§ Task prompt
Set down each entry exactly as it stands, without altering a single character.

§ Data section
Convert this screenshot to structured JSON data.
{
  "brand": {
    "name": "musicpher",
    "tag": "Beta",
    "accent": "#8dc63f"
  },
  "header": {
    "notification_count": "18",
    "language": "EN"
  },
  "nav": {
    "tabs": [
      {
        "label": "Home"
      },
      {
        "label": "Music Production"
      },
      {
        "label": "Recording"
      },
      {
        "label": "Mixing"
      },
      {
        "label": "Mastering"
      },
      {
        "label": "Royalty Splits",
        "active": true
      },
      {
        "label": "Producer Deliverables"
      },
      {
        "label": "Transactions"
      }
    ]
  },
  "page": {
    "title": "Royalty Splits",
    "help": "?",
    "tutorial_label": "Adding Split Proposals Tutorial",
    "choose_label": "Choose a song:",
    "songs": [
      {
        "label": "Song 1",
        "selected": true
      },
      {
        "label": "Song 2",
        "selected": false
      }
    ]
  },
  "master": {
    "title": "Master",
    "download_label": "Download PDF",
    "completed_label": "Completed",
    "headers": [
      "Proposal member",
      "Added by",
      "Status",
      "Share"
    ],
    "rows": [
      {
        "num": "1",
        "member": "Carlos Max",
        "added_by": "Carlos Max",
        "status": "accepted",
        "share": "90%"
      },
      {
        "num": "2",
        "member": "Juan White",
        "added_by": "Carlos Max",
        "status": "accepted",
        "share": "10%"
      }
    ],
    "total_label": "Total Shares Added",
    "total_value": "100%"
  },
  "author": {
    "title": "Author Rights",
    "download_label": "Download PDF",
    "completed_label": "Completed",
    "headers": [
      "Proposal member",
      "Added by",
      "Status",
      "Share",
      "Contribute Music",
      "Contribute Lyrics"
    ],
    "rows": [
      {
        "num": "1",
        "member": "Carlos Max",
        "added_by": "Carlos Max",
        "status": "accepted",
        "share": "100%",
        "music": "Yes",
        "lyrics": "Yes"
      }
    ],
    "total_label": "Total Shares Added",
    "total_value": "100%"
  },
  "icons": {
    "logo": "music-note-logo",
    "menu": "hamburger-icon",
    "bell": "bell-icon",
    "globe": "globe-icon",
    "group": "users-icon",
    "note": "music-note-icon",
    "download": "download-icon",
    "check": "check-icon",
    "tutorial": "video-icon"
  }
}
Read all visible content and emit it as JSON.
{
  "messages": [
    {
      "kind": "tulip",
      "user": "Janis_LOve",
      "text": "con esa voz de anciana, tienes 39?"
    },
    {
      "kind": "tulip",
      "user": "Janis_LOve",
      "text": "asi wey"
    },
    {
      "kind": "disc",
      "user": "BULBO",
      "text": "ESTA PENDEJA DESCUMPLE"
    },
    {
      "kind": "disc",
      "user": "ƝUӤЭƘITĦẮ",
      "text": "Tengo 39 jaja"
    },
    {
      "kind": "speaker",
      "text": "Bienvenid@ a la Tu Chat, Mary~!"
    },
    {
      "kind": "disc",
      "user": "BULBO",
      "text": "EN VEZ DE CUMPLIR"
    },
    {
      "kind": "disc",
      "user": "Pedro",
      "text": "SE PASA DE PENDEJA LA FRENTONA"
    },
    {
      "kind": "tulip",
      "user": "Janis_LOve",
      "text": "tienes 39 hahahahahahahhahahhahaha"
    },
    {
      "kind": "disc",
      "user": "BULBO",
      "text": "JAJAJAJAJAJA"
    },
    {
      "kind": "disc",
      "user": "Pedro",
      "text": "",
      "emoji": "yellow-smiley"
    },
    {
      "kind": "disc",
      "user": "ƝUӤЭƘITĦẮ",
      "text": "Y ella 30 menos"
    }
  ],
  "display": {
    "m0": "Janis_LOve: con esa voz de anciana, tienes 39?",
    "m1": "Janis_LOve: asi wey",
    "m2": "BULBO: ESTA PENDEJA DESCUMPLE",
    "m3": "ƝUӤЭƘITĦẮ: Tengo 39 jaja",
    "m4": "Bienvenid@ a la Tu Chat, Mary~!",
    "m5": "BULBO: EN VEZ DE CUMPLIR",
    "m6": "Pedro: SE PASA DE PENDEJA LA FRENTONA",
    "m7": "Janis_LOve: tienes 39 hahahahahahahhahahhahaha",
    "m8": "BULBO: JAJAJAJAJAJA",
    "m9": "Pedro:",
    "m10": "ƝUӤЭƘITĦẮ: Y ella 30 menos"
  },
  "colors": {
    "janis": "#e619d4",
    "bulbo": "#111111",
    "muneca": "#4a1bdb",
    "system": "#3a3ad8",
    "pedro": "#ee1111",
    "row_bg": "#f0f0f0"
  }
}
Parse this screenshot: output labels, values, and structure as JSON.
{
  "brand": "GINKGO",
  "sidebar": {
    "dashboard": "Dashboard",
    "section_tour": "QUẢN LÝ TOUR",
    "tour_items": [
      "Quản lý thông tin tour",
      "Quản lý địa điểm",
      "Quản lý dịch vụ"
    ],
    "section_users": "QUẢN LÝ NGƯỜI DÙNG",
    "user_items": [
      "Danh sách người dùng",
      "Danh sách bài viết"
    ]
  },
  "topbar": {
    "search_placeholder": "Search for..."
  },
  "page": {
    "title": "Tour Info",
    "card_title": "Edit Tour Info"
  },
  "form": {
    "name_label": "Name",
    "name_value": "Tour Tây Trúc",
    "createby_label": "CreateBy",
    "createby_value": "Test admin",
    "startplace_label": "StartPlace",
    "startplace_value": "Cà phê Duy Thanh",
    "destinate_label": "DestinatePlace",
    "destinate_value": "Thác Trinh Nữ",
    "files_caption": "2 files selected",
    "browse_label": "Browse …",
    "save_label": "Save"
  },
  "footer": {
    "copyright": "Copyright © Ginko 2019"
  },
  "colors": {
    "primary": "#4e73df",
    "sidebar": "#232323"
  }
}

§ Expected output
Convert this screenshot to structured JSON data.
{
  "brand": {
    "name": "musicpher",
    "tag": "Beta",
    "accent": "#8dc63f"
  },
  "header": {
    "notification_count": "18",
    "language": "EN"
  },
  "nav": {
    "tabs": [
      {
        "label": "Home"
      },
      {
        "label": "Music Production"
      },
      {
        "label": "Recording"
      },
      {
        "label": "Mixing"
      },
      {
        "label": "Mastering"
      },
      {
        "label": "Royalty Splits",
        "active": true
      },
      {
        "label": "Producer Deliverables"
      },
      {
        "label": "Transactions"
      }
    ]
  },
  "page": {
    "title": "Royalty Splits",
    "help": "?",
    "tutorial_label": "Adding Split Proposals Tutorial",
    "choose_label": "Choose a song:",
    "songs": [
      {
        "label": "Song 1",
        "selected": true
      },
      {
        "label": "Song 2",
        "selected": false
      }
    ]
  },
  "master": {
    "title": "Master",
    "download_label": "Download PDF",
    "completed_label": "Completed",
    "headers": [
      "Proposal member",
      "Added by",
      "Status",
      "Share"
    ],
    "rows": [
      {
        "num": "1",
        "member": "Carlos Max",
        "added_by": "Carlos Max",
        "status": "accepted",
        "share": "90%"
      },
      {
        "num": "2",
        "member": "Juan White",
        "added_by": "Carlos Max",
        "status": "accepted",
        "share": "10%"
      }
    ],
    "total_label": "Total Shares Added",
    "total_value": "100%"
  },
  "author": {
    "title": "Author Rights",
    "download_label": "Download PDF",
    "completed_label": "Completed",
    "headers": [
      "Proposal member",
      "Added by",
      "Status",
      "Share",
      "Contribute Music",
      "Contribute Lyrics"
    ],
    "rows": [
      {
        "num": "1",
        "member": "Carlos Max",
        "added_by": "Carlos Max",
        "status": "accepted",
        "share": "100%",
        "music": "Yes",
        "lyrics": "Yes"
      }
    ],
    "total_label": "Total Shares Added",
    "total_value": "100%"
  },
  "icons": {
    "logo": "music-note-logo",
    "menu": "hamburger-icon",
    "bell": "bell-icon",
    "globe": "globe-icon",
    "group": "users-icon",
    "note": "music-note-icon",
    "download": "download-icon",
    "check": "check-icon",
    "tutorial": "video-icon"
  }
}
Read all visible content and emit it as JSON.
{
  "messages": [
    {
      "kind": "tulip",
      "user": "Janis_LOve",
      "text": "con esa voz de anciana, tienes 39?"
    },
    {
      "kind": "tulip",
      "user": "Janis_LOve",
      "text": "asi wey"
    },
    {
      "kind": "disc",
      "user": "BULBO",
      "text": "ESTA PENDEJA DESCUMPLE"
    },
    {
      "kind": "disc",
      "user": "ƝUӤЭƘITĦẮ",
      "text": "Tengo 39 jaja"
    },
    {
      "kind": "speaker",
      "text": "Bienvenid@ a la Tu Chat, Mary~!"
    },
    {
      "kind": "disc",
      "user": "BULBO",
      "text": "EN VEZ DE CUMPLIR"
    },
    {
      "kind": "disc",
      "user": "Pedro",
      "text": "SE PASA DE PENDEJA LA FRENTONA"
    },
    {
      "kind": "tulip",
      "user": "Janis_LOve",
      "text": "tienes 39 hahahahahahahhahahhahaha"
    },
    {
      "kind": "disc",
      "user": "BULBO",
      "text": "JAJAJAJAJAJA"
    },
    {
      "kind": "disc",
      "user": "Pedro",
      "text": "",
      "emoji": "yellow-smiley"
    },
    {
      "kind": "disc",
      "user": "ƝUӤЭƘITĦẮ",
      "text": "Y ella 30 menos"
    }
  ],
  "display": {
    "m0": "Janis_LOve: con esa voz de anciana, tienes 39?",
    "m1": "Janis_LOve: asi wey",
    "m2": "BULBO: ESTA PENDEJA DESCUMPLE",
    "m3": "ƝUӤЭƘITĦẮ: Tengo 39 jaja",
    "m4": "Bienvenid@ a la Tu Chat, Mary~!",
    "m5": "BULBO: EN VEZ DE CUMPLIR",
    "m6": "Pedro: SE PASA DE PENDEJA LA FRENTONA",
    "m7": "Janis_LOve: tienes 39 hahahahahahahhahahhahaha",
    "m8": "BULBO: JAJAJAJAJAJA",
    "m9": "Pedro:",
    "m10": "ƝUӤЭƘITĦẮ: Y ella 30 menos"
  },
  "colors": {
    "janis": "#e619d4",
    "bulbo": "#111111",
    "muneca": "#4a1bdb",
    "system": "#3a3ad8",
    "pedro": "#ee1111",
    "row_bg": "#f0f0f0"
  }
}
Parse this screenshot: output labels, values, and structure as JSON.
{
  "brand": "GINKGO",
  "sidebar": {
    "dashboard": "Dashboard",
    "section_tour": "QUẢN LÝ TOUR",
    "tour_items": [
      "Quản lý thông tin tour",
      "Quản lý địa điểm",
      "Quản lý dịch vụ"
    ],
    "section_users": "QUẢN LÝ NGƯỜI DÙNG",
    "user_items": [
      "Danh sách người dùng",
      "Danh sách bài viết"
    ]
  },
  "topbar": {
    "search_placeholder": "Search for..."
  },
  "page": {
    "title": "Tour Info",
    "card_title": "Edit Tour Info"
  },
  "form": {
    "name_label": "Name",
    "name_value": "Tour Tây Trúc",
    "createby_label": "CreateBy",
    "createby_value": "Test admin",
    "startplace_label": "StartPlace",
    "startplace_value": "Cà phê Duy Thanh",
    "destinate_label": "DestinatePlace",
    "destinate_value": "Thác Trinh Nữ",
    "files_caption": "2 files selected",
    "browse_label": "Browse …",
    "save_label": "Save"
  },
  "footer": {
    "copyright": "Copyright © Ginko 2019"
  },
  "colors": {
    "primary": "#4e73df",
    "sidebar": "#232323"
  }
}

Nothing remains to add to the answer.